Aim of the task >> Search the data for "screenshot" and copy every matching line.

Provided material >>
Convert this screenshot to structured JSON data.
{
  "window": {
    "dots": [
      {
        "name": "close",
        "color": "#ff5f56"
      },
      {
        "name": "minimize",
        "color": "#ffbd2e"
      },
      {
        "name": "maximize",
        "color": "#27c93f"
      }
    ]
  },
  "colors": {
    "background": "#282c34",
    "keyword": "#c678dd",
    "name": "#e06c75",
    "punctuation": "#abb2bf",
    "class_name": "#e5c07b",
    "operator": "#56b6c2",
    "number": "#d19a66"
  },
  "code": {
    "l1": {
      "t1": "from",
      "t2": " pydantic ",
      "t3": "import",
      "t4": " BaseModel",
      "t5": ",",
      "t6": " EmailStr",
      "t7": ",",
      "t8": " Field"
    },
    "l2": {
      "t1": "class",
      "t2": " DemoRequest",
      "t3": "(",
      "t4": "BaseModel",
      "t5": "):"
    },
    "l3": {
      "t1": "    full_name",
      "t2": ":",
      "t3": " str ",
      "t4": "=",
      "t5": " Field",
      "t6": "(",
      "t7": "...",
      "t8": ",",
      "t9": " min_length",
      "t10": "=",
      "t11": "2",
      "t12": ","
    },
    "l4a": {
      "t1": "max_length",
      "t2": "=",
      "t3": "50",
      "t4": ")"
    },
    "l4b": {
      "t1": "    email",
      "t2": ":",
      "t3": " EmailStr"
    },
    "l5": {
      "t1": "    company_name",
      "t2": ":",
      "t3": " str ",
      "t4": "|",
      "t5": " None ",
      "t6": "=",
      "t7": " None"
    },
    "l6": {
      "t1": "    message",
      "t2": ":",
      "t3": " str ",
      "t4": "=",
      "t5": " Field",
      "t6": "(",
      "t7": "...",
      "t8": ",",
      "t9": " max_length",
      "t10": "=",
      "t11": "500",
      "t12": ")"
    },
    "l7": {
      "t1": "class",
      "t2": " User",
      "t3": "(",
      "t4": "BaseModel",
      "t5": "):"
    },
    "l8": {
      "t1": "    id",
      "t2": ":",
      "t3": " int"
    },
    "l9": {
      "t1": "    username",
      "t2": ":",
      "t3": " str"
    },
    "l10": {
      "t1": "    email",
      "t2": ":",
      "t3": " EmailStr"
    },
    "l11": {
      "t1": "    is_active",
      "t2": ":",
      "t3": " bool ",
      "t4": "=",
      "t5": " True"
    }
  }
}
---
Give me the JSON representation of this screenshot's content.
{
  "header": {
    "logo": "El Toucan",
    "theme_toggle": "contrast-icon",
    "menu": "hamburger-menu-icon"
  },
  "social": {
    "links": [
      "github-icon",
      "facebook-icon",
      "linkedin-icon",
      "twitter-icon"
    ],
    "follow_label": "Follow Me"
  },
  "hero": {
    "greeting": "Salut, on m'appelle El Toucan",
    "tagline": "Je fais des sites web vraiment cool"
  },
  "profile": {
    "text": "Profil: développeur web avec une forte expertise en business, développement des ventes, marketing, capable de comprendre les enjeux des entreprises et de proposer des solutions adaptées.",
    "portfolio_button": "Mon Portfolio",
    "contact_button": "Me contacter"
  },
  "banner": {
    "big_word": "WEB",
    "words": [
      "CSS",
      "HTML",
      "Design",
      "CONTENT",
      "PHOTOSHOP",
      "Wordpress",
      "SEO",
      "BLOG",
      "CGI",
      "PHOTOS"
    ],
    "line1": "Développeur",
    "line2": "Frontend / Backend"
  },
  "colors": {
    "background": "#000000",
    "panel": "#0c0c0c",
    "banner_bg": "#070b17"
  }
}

Exercise solution >>
Convert this screenshot to structured JSON data.
Give me the JSON representation of this screenshot's content.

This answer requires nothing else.